My condition has my name in it: dysthymia, chronic mild depression. When you break it down by the syllable — dys — thy — mia — it sounds like This Thy Mia.
My Mom passed away in 2010. I was the first child and had worked so hard to keep everything together only to find that I’ve always been worn and weary, cracked even. It got to the point where it had become too-obvious that I no longer had the energy to take care of myself. I almost wished that my depression was the stuff that is usually talked about: doom, gloom, and suicide ideation.
It was weird to have snapped when I did.
“Why now?” My partner wondered, “Why now when you’ve started exercising and eating better? When you’ve started to like working again?”
I wish I knew.
This we’ve unpacked so far: the jokes were truer than I thought, I had grown up too quickly and given too-big shoes to wear. Mom tried her best, but she was on her own, and she never really knew what it meant to break things down into chunks.

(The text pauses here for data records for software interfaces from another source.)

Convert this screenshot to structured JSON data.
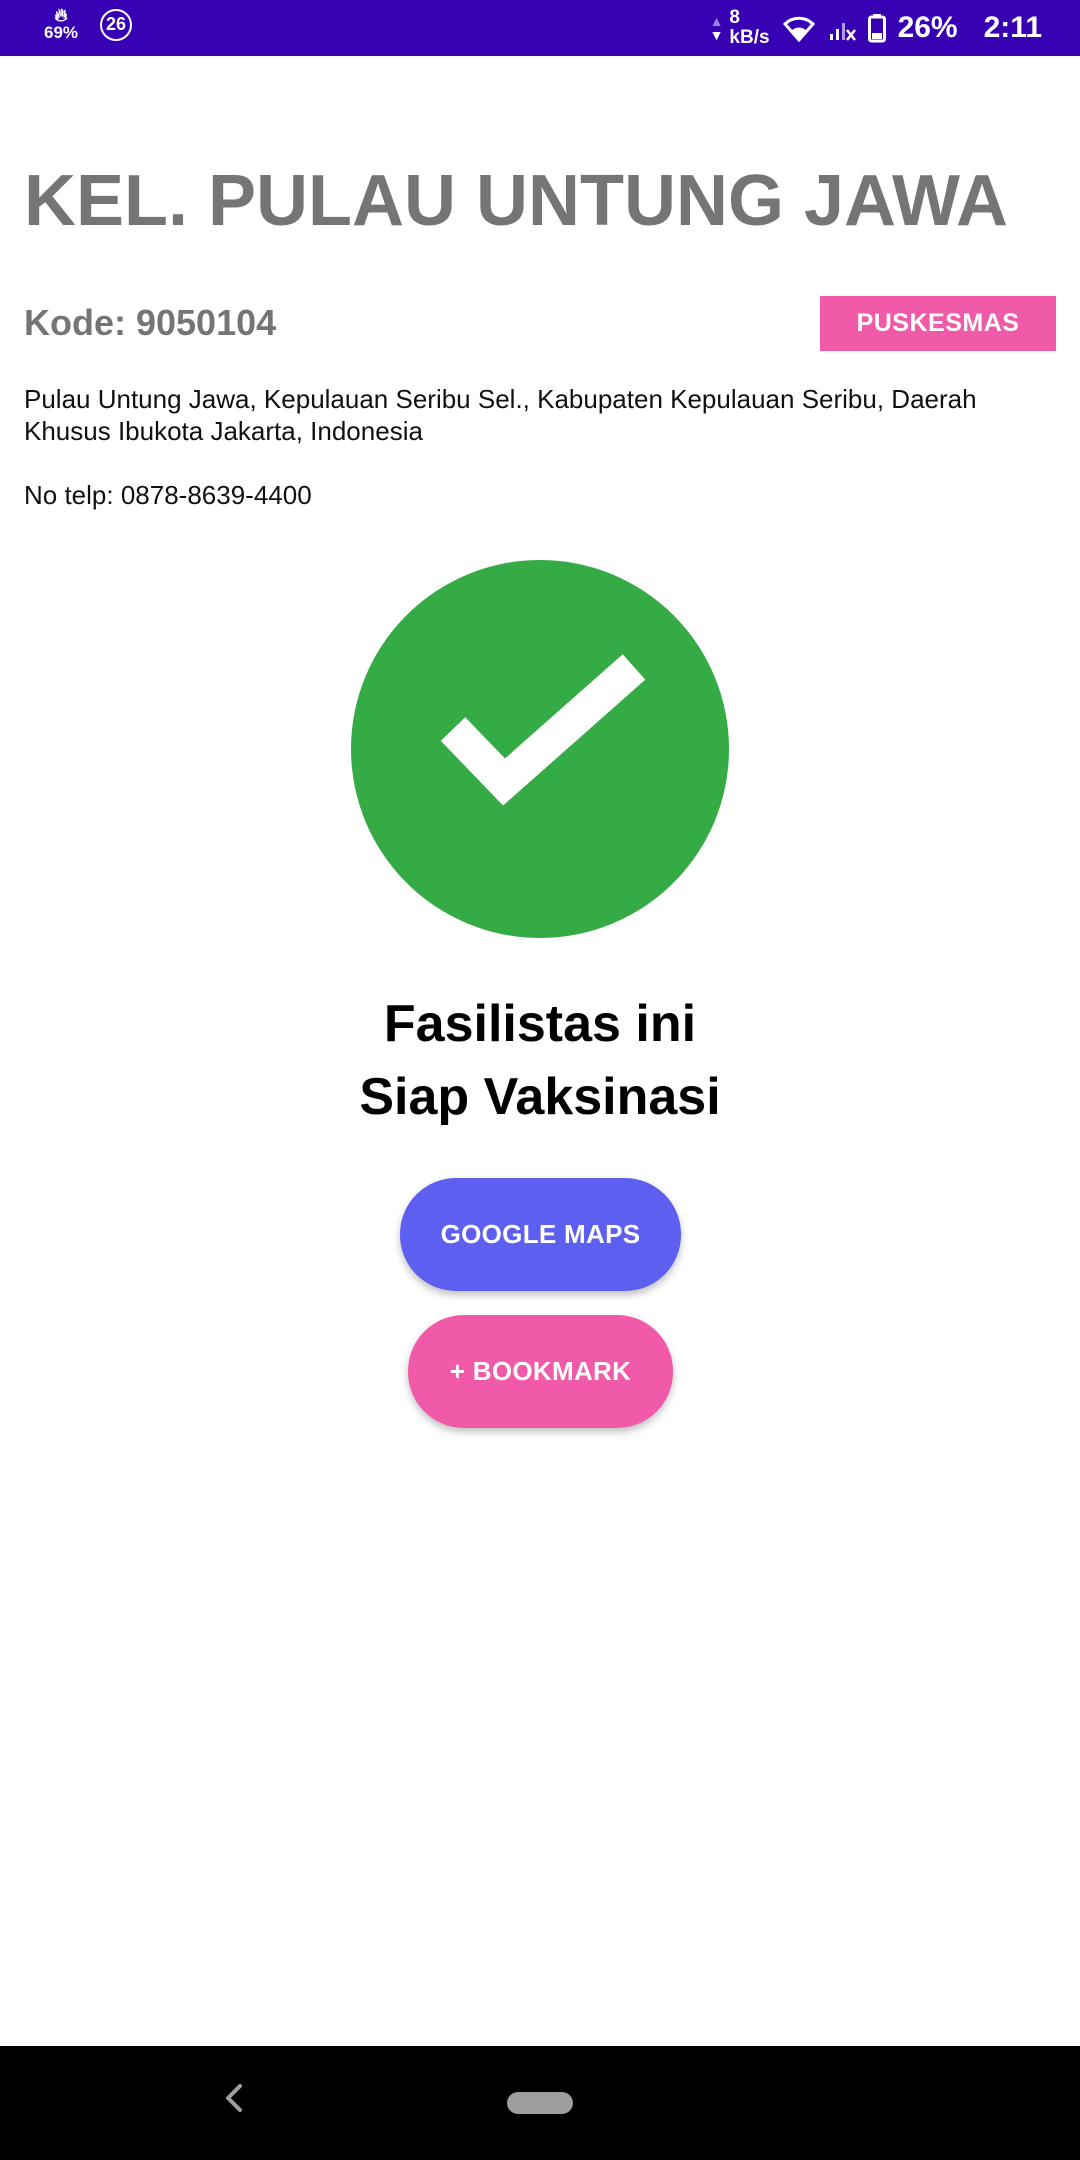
{
  "status_bar": {
    "fire_percent": "69%",
    "notification_count": "26",
    "speed_value": "8",
    "speed_unit": "kB/s",
    "battery_percent": "26%",
    "time": "2:11",
    "background_color": "#3700b3"
  },
  "facility": {
    "name": "KEL. PULAU UNTUNG JAWA",
    "code_label": "Kode: 9050104",
    "type_badge": "PUSKESMAS",
    "address": "Pulau Untung Jawa, Kepulauan Seribu Sel., Kabupaten Kepulauan Seribu, Daerah Khusus Ibukota Jakarta, Indonesia",
    "phone": "No telp: 0878-8639-4400"
  },
  "status": {
    "icon": "check-circle-icon",
    "icon_color": "#34ab44",
    "line1": "Fasilistas ini",
    "line2": "Siap Vaksinasi"
  },
  "actions": {
    "maps_label": "GOOGLE MAPS",
    "maps_color": "#5c5ff0",
    "bookmark_label": "+ BOOKMARK",
    "bookmark_color": "#f05aa8"
  }
}
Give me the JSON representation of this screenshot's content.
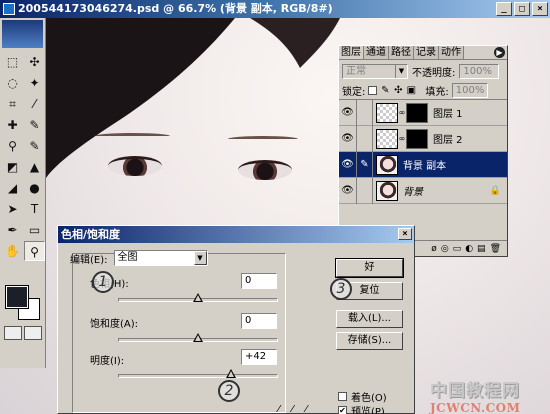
{
  "window": {
    "title": "200544173046274.psd @ 66.7% (背景 副本, RGB/8#)",
    "min_glyph": "_",
    "max_glyph": "□",
    "close_glyph": "×"
  },
  "toolbox": {
    "tools": [
      "⬚",
      "✣",
      "◌",
      "✦",
      "⌗",
      "⁄",
      "✚",
      "✎",
      "⚲",
      "✎",
      "◩",
      "▲",
      "◢",
      "●",
      "➤",
      "T",
      "✒",
      "▭",
      "✋",
      "⚲"
    ],
    "foreground_color": "#1b2028",
    "background_color": "#ffffff"
  },
  "layers_panel": {
    "tabs": [
      "图层",
      "通道",
      "路径",
      "记录",
      "动作"
    ],
    "menu_glyph": "▶",
    "blend_mode": "正常",
    "opacity_label": "不透明度:",
    "opacity_value": "100%",
    "lock_label": "锁定:",
    "fill_label": "填充:",
    "fill_value": "100%",
    "layers": [
      {
        "name": "图层 1",
        "selected": false
      },
      {
        "name": "图层 2",
        "selected": false
      },
      {
        "name": "背景 副本",
        "selected": true
      },
      {
        "name": "背景",
        "selected": false
      }
    ],
    "footer_icons": [
      "ø",
      "◎",
      "▭",
      "◐",
      "▤",
      "🗑"
    ]
  },
  "dialog": {
    "title": "色相/饱和度",
    "close_glyph": "×",
    "edit_label": "编辑(E):",
    "edit_value": "全图",
    "hue_label": "色相(H):",
    "hue_value": "0",
    "saturation_label": "饱和度(A):",
    "saturation_value": "0",
    "lightness_label": "明度(I):",
    "lightness_value": "+42",
    "ok_button": "好",
    "reset_button": "复位",
    "load_button": "载入(L)...",
    "save_button": "存储(S)...",
    "colorize_label": "着色(O)",
    "preview_label": "预览(P)",
    "preview_checked": true,
    "colorize_checked": false
  },
  "callouts": [
    "1",
    "2",
    "3"
  ],
  "watermark": {
    "line1": "中国教程网",
    "line2": "JCWCN.COM"
  }
}
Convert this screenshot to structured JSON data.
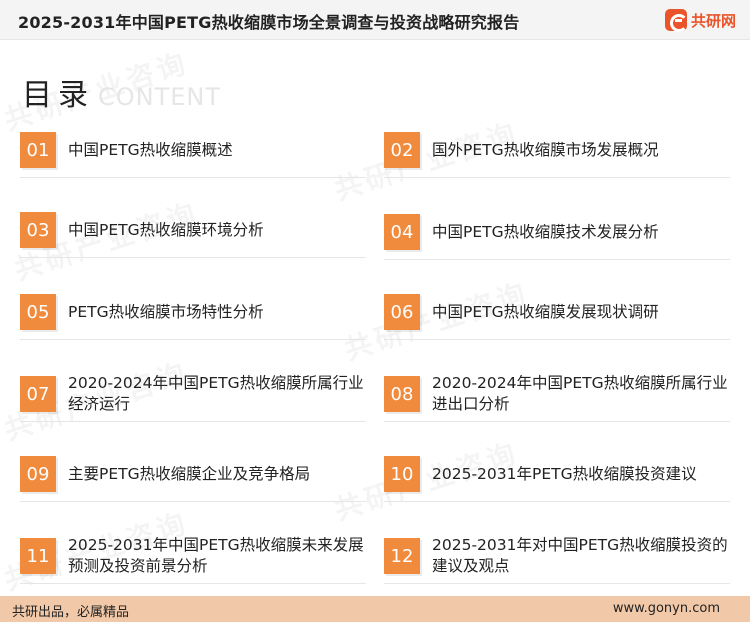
{
  "header": {
    "title": "2025-2031年中国PETG热收缩膜市场全景调查与投资战略研究报告",
    "logo_text": "共研网",
    "logo_icon": "brand-logo-icon"
  },
  "toc": {
    "title": "目录",
    "subtitle": "CONTENT",
    "items": [
      {
        "num": "01",
        "label": "中国PETG热收缩膜概述"
      },
      {
        "num": "02",
        "label": "国外PETG热收缩膜市场发展概况"
      },
      {
        "num": "03",
        "label": "中国PETG热收缩膜环境分析"
      },
      {
        "num": "04",
        "label": "中国PETG热收缩膜技术发展分析"
      },
      {
        "num": "05",
        "label": "PETG热收缩膜市场特性分析"
      },
      {
        "num": "06",
        "label": "中国PETG热收缩膜发展现状调研"
      },
      {
        "num": "07",
        "label": "2020-2024年中国PETG热收缩膜所属行业经济运行"
      },
      {
        "num": "08",
        "label": "2020-2024年中国PETG热收缩膜所属行业进出口分析"
      },
      {
        "num": "09",
        "label": "主要PETG热收缩膜企业及竞争格局"
      },
      {
        "num": "10",
        "label": "2025-2031年PETG热收缩膜投资建议"
      },
      {
        "num": "11",
        "label": "2025-2031年中国PETG热收缩膜未来发展预测及投资前景分析"
      },
      {
        "num": "12",
        "label": "2025-2031年对中国PETG热收缩膜投资的建议及观点"
      }
    ]
  },
  "footer": {
    "slogan": "共研出品，必属精品",
    "url": "www.gonyn.com"
  },
  "colors": {
    "accent": "#f08a3c",
    "brand": "#e9542a",
    "footer_bg": "#f2c9a8"
  }
}
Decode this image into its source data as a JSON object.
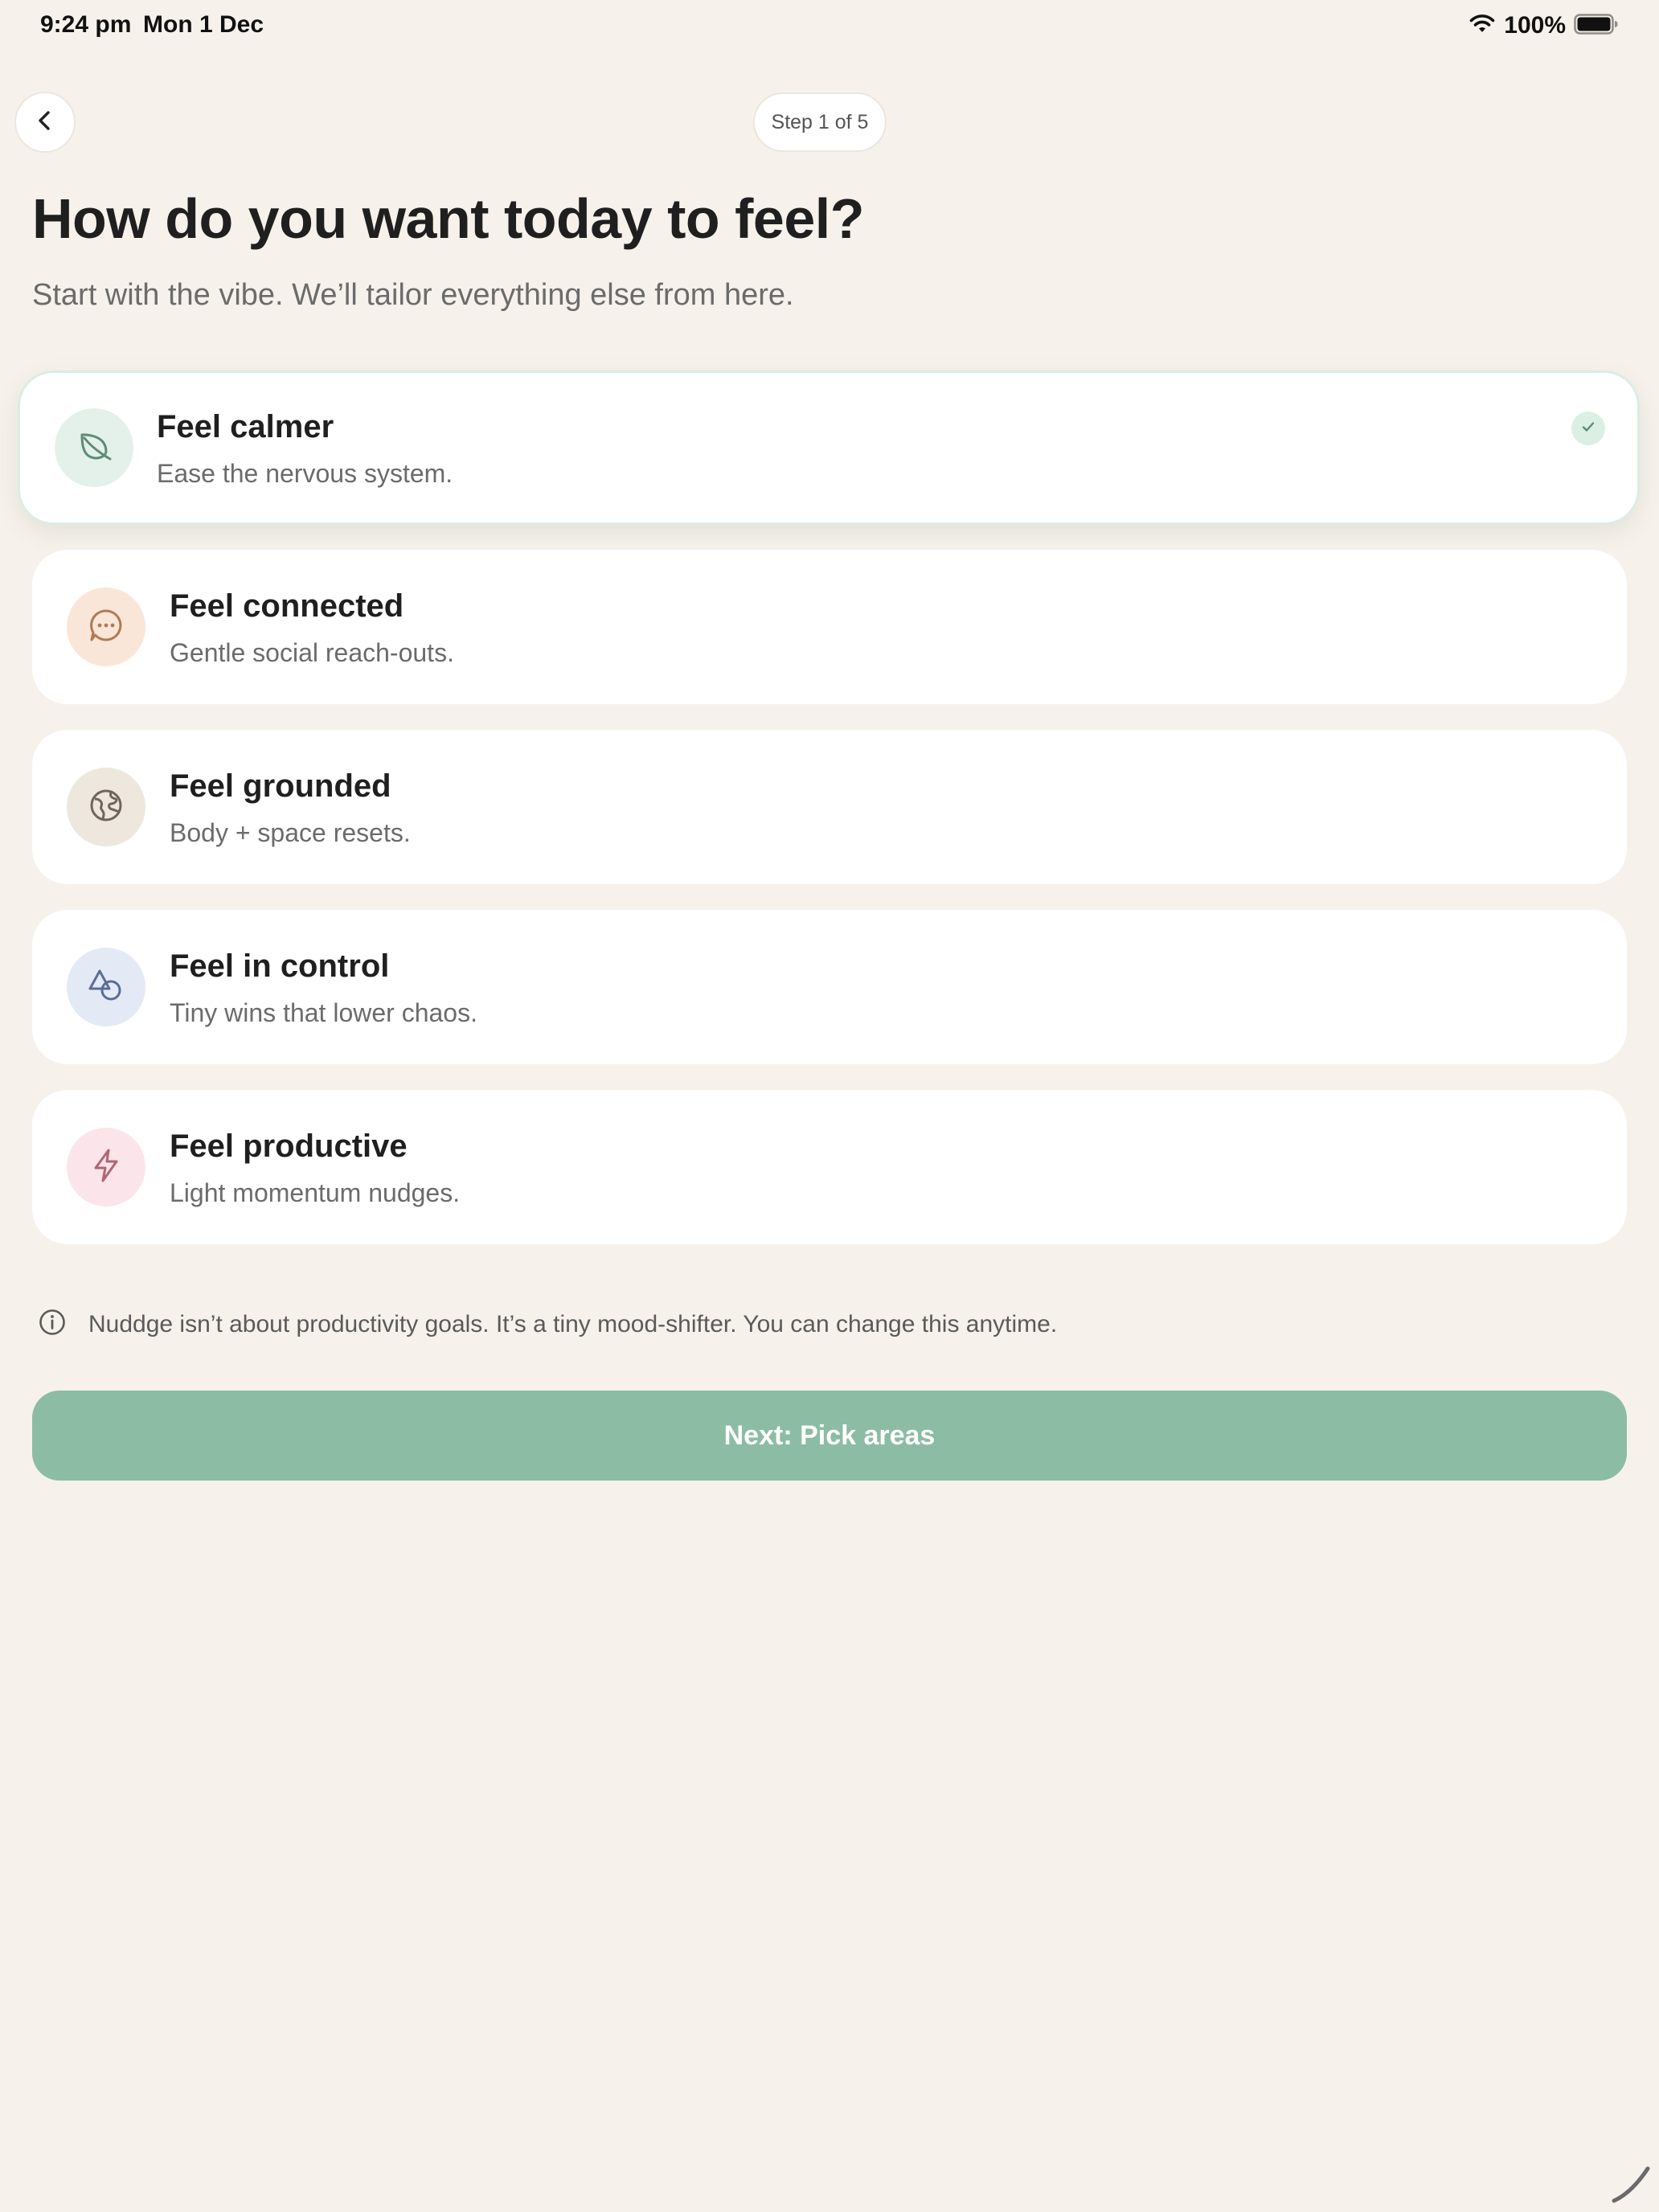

Flashback to a locked entry from January 31, 2020:
My Mom used to insist that my sister and I were test tube babies. One of her more unstable friends would undo that elaborate lie during what was supposed to be a friendly catch up social event in my late twenties. I was stunned, asked Mom about it, and she still stuck to her story. Mom was a terrible liar, and I accept that my family’s estrangement was likely seeded from her frantic attempts to save face.
It was late in life that I got to appreciate the paradox of her lying out of love. In a way, it is true. She raised and loved us by herself, why should That Man, the one who wanted to be called Dad, share credit? I respect That Man, mind. I have good memories of him, but like I always say — we were our best when we didn’t expect much out of each other.
My worst times growing up were in vying to fill in the blanks of the definition of family. I lament over how my childhood would have been made So Much Easier if Gilmore Girls were a 90s show.
It’s 2020. There’s even bigger and louder noise over the expanding concept of families. Let there be other definitions.
May 2020, I think
A twitter meme asked what my favorite place in the world is. The living room in Skyland, our apartment in Makati where we spent the last few years as a family, came to mind.
In one of those days in lockdown where I could do little else but despair, I imagined being in lockdown with my family.
My sister, who slept often because she preferred to live in her dreams where she could be anything she wanted to be.
My Mom, who never knew how to talk about her feelings.
We who never knew how to talk unless it was to get something done their way. A family who never really knew how to listen to each other.
February 26, 2021, with Anne over Google Meet.
“If you could talk to your old self, what would you tell her?”
“I’d give the much younger me a hug,” I said, “She needed to be a kid but no one told her that. But I don’t know if I could really talk to the 20-something me who should have known better.”